It's always amazed me how most businesses, even very large ones, talk about how much their sales are. You hear comments like, that's a บꯠꯠ company. But what's a บꯠꯠ company if it has no profit. Now I do admit that 2% net profit of บꯠꯠ is a lot bigger than 2% of ũꯠꯠ but most likely the large one carries a lot more headaches too.
The main thing to remember in this section is not to provide new data, but to explain in detail data that has already been provided and to provide the support for that data. When you sit down to compile all of the elements of your business plan, make sure you have each section able to stand on its own merits. This means you should not reference other sections sending the reader (your potential investor) back and forth between sections.
A plan should include but is not limited to the following: 1. A statement of your business purpose 2. A description of your company 3. The goals of your company 4. The structure of the company (sole_proprietorship, partnership or corporation) 5. The product or service that you are selling 6. A market analysis of your product or service 7. Resources spent (time and money) 8. A financial plan to include financial statements 9. Information about the managing principals in the company 10. How you plan to manage and operate the company
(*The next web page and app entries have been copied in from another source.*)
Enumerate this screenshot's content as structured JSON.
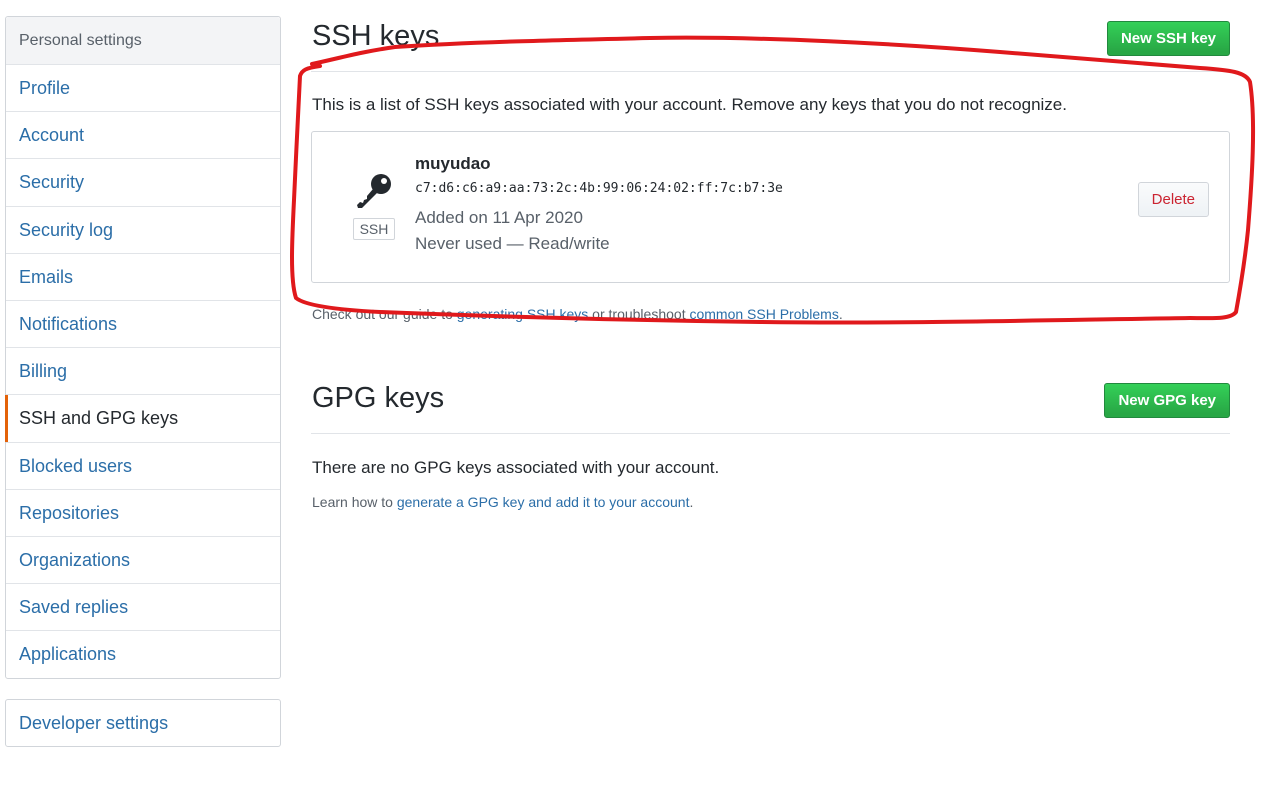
{
  "sidebar": {
    "heading": "Personal settings",
    "items": [
      {
        "label": "Profile"
      },
      {
        "label": "Account"
      },
      {
        "label": "Security"
      },
      {
        "label": "Security log"
      },
      {
        "label": "Emails"
      },
      {
        "label": "Notifications"
      },
      {
        "label": "Billing"
      },
      {
        "label": "SSH and GPG keys",
        "selected": true
      },
      {
        "label": "Blocked users"
      },
      {
        "label": "Repositories"
      },
      {
        "label": "Organizations"
      },
      {
        "label": "Saved replies"
      },
      {
        "label": "Applications"
      }
    ],
    "developer_settings": "Developer settings",
    "selected_accent": "#e36209"
  },
  "ssh": {
    "title": "SSH keys",
    "new_button": "New SSH key",
    "intro": "This is a list of SSH keys associated with your account. Remove any keys that you do not recognize.",
    "key": {
      "icon": "key-icon",
      "type_label": "SSH",
      "name": "muyudao",
      "fingerprint": "c7:d6:c6:a9:aa:73:2c:4b:99:06:24:02:ff:7c:b7:3e",
      "added": "Added on 11 Apr 2020",
      "usage": "Never used — Read/write",
      "delete_button": "Delete"
    },
    "note_prefix": "Check out our guide to ",
    "note_link1": "generating SSH keys",
    "note_middle": " or troubleshoot ",
    "note_link2": "common SSH Problems",
    "note_suffix": "."
  },
  "gpg": {
    "title": "GPG keys",
    "new_button": "New GPG key",
    "empty": "There are no GPG keys associated with your account.",
    "note_prefix": "Learn how to ",
    "note_link": "generate a GPG key and add it to your account",
    "note_suffix": "."
  },
  "colors": {
    "link": "#2b6ea8",
    "primary_button": "#28a745",
    "danger_text": "#cb2431",
    "annotation": "#e0191c"
  }
}
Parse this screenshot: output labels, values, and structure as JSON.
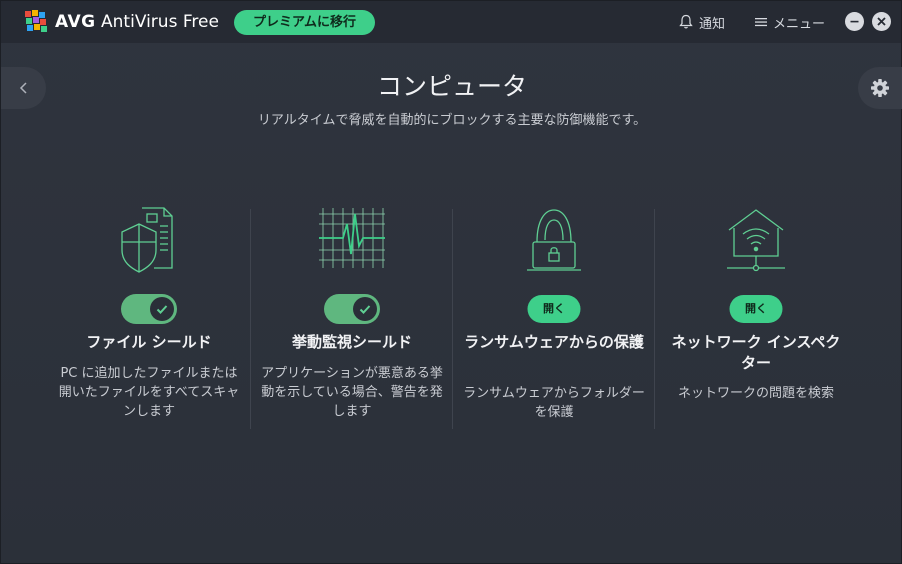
{
  "titlebar": {
    "brand_bold": "AVG",
    "brand_rest": " AntiVirus Free",
    "premium_label": "プレミアムに移行",
    "notify_label": "通知",
    "menu_label": "メニュー"
  },
  "page": {
    "title": "コンピュータ",
    "subtitle": "リアルタイムで脅威を自動的にブロックする主要な防御機能です。"
  },
  "features": [
    {
      "name": "ファイル シールド",
      "desc": "PC に追加したファイルまたは開いたファイルをすべてスキャンします",
      "control": "toggle",
      "enabled": true
    },
    {
      "name": "挙動監視シールド",
      "desc": "アプリケーションが悪意ある挙動を示している場合、警告を発します",
      "control": "toggle",
      "enabled": true
    },
    {
      "name": "ランサムウェアからの保護",
      "desc": "ランサムウェアからフォルダーを保護",
      "control": "button",
      "button_label": "開く"
    },
    {
      "name": "ネットワーク インスペクター",
      "desc": "ネットワークの問題を検索",
      "control": "button",
      "button_label": "開く"
    }
  ],
  "colors": {
    "accent_green": "#3ecf8a",
    "toggle_green": "#5fb77f",
    "background": "#2c313b",
    "icon_stroke": "#5fcf93"
  }
}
Once you have a plan in place, it's important that you follow it. If you're achieving your goals you should stick with the plan. If you are not achieving your goals then you will have go back, analyze your plan to find out what is working, what is not working and why it is not working. A plan is not etched in stone. It is subject to change. As time goes on, things change in this world and businesses like everyone else are subject to change. A good plan will reflect changes that a company has to make to keep it competitive and successful.